The Top Secret History of the Speakeasy

During the 1920s a certain law was passed, a certain law that proved incredibly unpopular… the prohibition of alcohol. In fact the law was so unpopular that many people refused to accept it, and instead took a rebellious turn. And so the speakeasy was born.

These top secret bars began popping up across 1920s America, in underground basements, disused buildings and carefully concealed spots. But they weren’t as easily accessible as you might think. Those seeking entry would need to know a secret codeword or a special knock. In some cases they would even need a special membership card.  Such measures were put in place to keep pesky government agents out, and ensure the secret of the speakeasy was protected. And getting alcohol into the bars was no mean feat either, drinks had to be transported in hip flasks, coconuts, hot water bottles and even garden hoses!

Once inside guests would be free to experience the dark, devious and very exciting drinking den; they’d dance the night away to jazz bands as they indulged in prohibited liquor behind closed doors.

The word ‘speakeasy’ can be traced back to a bartenders’ term heavily used in this era. Bartenders would whisper the words “speak easy” into a patron’s ear when serving them alcohol, so they knew to keep the secret.

Many creative slang words became popular during this time spoken so as not to raise suspicion from prying Government ears, these included:

Blind Pig, Gin Mill or Juice Joint – Speakeasy
Blotto, Canned, Fried or Spifflicated – Drunk
Bootleg, Coffin Varnish, Hooch, Giggle Water or Moonshine – Illegal liquor
The Bee’s Knees or Cat’s Meow – Something splendid

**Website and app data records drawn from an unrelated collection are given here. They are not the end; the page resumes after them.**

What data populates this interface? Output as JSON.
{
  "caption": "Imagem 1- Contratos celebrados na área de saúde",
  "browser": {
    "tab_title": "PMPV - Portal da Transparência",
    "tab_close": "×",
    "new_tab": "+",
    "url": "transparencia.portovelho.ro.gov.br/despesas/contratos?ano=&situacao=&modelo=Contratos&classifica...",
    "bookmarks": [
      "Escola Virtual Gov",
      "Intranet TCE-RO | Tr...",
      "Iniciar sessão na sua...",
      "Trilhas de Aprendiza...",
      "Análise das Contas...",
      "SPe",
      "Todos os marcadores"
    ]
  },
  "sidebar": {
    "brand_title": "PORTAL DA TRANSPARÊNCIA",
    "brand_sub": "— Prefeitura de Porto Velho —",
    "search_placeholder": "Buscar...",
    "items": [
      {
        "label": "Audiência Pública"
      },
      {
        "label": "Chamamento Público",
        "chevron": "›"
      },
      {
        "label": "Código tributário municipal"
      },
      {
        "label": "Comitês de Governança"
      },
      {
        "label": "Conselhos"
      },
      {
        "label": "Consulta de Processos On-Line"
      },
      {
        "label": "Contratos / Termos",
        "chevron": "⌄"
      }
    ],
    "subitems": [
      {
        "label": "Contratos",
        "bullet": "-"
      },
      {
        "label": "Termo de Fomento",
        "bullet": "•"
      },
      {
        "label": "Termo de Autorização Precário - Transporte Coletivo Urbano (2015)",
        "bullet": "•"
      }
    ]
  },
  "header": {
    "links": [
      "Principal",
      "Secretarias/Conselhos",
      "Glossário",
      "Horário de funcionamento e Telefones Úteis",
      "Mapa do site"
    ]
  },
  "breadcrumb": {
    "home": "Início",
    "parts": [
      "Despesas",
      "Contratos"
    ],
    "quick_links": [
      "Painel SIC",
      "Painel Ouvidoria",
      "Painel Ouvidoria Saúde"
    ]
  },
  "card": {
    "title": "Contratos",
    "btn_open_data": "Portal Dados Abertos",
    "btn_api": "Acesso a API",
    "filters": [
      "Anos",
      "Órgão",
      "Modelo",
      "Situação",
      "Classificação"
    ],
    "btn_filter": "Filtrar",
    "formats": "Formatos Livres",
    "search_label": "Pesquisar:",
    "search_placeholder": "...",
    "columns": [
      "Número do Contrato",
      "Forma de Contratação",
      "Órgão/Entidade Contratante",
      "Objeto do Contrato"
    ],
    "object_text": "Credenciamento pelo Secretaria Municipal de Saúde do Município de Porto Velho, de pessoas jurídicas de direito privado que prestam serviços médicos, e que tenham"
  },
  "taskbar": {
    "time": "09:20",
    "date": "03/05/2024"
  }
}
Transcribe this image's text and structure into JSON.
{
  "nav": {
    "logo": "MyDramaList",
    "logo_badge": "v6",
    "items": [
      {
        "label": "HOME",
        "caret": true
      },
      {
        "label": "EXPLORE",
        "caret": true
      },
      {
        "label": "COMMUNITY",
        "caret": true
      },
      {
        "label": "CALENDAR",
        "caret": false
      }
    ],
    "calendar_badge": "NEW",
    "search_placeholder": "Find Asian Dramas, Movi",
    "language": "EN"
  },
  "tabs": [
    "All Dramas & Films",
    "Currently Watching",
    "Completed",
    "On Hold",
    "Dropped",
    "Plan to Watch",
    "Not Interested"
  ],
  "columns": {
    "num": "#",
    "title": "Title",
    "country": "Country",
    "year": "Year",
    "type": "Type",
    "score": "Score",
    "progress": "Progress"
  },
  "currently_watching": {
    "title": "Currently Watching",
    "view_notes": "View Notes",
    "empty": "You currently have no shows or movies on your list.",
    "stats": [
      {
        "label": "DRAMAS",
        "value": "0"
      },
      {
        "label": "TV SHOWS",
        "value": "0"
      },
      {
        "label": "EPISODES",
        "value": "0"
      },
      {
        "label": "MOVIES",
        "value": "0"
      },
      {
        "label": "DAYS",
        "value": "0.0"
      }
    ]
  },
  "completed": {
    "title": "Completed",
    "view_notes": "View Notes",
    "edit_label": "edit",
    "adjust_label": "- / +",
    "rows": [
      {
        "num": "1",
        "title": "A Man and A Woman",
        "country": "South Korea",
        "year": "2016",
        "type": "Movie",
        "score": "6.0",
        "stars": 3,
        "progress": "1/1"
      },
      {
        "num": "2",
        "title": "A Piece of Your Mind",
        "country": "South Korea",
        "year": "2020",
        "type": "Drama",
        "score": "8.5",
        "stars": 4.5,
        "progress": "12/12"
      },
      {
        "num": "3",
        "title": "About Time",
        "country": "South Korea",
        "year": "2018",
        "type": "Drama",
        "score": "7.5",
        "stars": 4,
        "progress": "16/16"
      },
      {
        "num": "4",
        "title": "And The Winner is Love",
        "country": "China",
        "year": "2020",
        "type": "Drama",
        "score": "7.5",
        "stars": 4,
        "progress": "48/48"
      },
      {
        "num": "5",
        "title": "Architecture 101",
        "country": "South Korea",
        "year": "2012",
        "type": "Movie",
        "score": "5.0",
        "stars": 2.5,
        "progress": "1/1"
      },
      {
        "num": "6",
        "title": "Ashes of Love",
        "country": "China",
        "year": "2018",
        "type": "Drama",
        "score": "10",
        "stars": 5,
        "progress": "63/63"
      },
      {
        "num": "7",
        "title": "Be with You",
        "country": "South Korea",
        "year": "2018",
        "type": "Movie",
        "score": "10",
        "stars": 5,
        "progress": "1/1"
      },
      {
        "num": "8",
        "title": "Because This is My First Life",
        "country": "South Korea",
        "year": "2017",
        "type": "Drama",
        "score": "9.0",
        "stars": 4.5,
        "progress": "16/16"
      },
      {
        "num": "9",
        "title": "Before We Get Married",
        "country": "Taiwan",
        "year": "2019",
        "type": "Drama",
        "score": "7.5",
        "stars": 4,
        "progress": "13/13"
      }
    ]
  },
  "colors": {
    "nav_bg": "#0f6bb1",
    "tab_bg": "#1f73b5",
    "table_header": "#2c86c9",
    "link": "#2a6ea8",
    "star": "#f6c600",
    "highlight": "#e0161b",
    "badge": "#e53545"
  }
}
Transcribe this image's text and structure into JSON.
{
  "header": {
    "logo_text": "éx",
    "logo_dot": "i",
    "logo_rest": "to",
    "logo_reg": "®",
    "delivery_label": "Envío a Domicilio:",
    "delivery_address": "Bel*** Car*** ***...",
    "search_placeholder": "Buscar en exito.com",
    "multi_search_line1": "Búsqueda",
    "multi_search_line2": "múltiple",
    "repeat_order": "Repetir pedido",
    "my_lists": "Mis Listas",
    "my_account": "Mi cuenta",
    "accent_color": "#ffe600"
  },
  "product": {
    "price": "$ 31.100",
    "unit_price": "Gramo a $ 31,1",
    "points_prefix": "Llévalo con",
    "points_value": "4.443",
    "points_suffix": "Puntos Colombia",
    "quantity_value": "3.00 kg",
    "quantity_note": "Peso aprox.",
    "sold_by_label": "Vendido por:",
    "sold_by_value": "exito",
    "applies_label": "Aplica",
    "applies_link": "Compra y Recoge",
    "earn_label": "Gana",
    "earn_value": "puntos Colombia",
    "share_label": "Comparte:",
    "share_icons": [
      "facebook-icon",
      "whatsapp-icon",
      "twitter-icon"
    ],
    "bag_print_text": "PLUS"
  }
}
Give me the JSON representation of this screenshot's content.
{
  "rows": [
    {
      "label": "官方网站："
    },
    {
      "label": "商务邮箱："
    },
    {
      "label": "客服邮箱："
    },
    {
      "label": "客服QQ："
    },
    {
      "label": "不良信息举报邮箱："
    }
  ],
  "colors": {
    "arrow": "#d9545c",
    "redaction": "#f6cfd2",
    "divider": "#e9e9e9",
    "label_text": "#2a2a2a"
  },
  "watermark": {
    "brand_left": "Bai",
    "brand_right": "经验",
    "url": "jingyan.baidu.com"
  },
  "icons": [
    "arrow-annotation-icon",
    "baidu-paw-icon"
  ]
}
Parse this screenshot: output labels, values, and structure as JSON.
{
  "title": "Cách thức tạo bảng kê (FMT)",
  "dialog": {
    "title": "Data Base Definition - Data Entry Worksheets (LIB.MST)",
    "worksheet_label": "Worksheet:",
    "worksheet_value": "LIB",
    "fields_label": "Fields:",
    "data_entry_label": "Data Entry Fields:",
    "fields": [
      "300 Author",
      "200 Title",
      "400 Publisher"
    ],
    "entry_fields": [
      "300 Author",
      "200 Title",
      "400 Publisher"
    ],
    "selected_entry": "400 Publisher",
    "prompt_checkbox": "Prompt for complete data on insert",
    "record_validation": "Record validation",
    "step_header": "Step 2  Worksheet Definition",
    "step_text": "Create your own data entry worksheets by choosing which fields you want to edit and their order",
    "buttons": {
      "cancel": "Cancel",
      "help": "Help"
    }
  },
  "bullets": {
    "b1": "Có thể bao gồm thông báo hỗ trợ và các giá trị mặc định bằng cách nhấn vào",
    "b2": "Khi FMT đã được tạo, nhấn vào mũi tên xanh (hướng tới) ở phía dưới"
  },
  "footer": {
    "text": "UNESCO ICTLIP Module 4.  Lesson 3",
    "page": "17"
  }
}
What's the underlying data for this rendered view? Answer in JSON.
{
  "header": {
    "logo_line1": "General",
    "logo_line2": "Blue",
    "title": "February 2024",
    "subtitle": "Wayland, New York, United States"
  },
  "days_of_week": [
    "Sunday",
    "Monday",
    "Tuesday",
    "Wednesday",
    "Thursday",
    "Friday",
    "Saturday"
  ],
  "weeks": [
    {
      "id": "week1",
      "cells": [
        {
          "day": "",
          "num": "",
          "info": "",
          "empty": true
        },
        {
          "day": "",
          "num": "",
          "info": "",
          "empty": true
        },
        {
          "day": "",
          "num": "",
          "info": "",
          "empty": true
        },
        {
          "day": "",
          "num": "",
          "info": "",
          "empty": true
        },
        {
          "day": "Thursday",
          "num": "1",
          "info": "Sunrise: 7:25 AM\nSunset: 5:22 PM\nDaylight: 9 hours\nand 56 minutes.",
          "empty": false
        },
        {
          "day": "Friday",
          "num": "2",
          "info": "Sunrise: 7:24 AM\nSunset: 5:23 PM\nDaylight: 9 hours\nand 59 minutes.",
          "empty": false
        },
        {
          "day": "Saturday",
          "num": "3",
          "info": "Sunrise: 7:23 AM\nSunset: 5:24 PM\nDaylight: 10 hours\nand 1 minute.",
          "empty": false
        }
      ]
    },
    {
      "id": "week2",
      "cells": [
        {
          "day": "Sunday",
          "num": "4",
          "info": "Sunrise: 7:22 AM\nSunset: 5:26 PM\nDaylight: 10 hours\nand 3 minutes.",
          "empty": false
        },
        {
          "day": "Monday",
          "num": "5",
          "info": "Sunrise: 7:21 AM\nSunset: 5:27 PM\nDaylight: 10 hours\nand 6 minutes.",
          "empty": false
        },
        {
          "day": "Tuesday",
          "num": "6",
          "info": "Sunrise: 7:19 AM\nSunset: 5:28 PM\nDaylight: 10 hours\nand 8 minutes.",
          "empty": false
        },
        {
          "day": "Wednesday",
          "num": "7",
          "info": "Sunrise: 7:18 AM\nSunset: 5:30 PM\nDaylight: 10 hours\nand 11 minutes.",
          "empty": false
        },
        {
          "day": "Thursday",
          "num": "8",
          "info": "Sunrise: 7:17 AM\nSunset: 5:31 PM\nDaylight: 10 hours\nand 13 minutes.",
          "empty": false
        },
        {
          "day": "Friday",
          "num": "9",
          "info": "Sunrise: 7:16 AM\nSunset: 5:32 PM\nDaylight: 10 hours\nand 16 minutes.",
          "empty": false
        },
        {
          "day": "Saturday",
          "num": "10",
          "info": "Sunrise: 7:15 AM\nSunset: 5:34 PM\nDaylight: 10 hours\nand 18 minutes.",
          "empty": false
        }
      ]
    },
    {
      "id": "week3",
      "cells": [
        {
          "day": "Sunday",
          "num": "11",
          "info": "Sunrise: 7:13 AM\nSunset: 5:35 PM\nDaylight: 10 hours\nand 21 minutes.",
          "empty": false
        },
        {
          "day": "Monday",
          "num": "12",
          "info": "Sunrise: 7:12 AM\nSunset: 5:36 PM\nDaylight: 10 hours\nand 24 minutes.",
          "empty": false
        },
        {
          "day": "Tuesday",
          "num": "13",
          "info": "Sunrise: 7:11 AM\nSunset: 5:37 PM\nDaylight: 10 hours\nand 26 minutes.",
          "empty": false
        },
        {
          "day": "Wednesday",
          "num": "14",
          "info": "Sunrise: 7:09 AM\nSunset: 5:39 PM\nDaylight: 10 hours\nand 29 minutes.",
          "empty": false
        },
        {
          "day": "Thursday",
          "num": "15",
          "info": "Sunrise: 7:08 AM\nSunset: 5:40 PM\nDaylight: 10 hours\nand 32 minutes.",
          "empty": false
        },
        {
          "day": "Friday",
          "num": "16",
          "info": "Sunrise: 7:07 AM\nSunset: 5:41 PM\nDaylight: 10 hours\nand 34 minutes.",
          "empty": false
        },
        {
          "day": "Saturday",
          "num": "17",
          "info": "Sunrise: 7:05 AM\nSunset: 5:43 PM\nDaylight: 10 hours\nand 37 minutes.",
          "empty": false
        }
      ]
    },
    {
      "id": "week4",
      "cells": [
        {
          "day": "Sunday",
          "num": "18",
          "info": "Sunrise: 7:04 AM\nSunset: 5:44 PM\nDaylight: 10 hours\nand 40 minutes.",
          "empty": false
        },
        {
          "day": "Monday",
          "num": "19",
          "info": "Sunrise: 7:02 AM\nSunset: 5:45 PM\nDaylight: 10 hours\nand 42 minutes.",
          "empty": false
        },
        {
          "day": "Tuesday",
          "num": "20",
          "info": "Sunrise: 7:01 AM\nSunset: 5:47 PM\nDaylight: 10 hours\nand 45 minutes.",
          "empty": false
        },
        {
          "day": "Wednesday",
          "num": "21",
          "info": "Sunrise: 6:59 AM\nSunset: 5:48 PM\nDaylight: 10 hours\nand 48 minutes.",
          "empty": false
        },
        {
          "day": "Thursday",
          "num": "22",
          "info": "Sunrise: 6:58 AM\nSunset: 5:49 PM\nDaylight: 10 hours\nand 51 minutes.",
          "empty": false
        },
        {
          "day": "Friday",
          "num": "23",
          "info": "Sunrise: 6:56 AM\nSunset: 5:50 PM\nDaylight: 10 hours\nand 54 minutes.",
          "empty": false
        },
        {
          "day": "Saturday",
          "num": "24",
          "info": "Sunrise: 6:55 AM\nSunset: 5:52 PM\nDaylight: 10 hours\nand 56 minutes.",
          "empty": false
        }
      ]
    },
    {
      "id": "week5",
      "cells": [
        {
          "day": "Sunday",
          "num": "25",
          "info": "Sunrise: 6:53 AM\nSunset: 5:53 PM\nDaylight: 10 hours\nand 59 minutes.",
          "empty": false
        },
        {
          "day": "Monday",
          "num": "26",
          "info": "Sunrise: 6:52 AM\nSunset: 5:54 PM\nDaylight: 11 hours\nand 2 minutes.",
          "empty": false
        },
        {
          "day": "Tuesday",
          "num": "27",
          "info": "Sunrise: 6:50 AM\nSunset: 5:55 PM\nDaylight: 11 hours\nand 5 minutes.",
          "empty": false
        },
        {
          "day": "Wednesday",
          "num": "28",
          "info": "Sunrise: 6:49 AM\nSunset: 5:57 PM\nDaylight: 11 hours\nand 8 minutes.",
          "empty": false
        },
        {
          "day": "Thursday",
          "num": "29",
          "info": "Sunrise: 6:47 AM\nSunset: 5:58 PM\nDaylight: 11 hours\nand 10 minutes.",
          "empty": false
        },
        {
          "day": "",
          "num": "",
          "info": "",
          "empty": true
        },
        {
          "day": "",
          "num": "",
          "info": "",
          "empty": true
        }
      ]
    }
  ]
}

If you’d like to take a step back in time to experience the speakeasy for yourself join us this Christmas at Tatton Park, which is to become a Speakeasy Ball for the festive season. Prepare for a night of incredible forbidden drinks, fantastic entertainment and pure fun. You won’t even need a password to get in!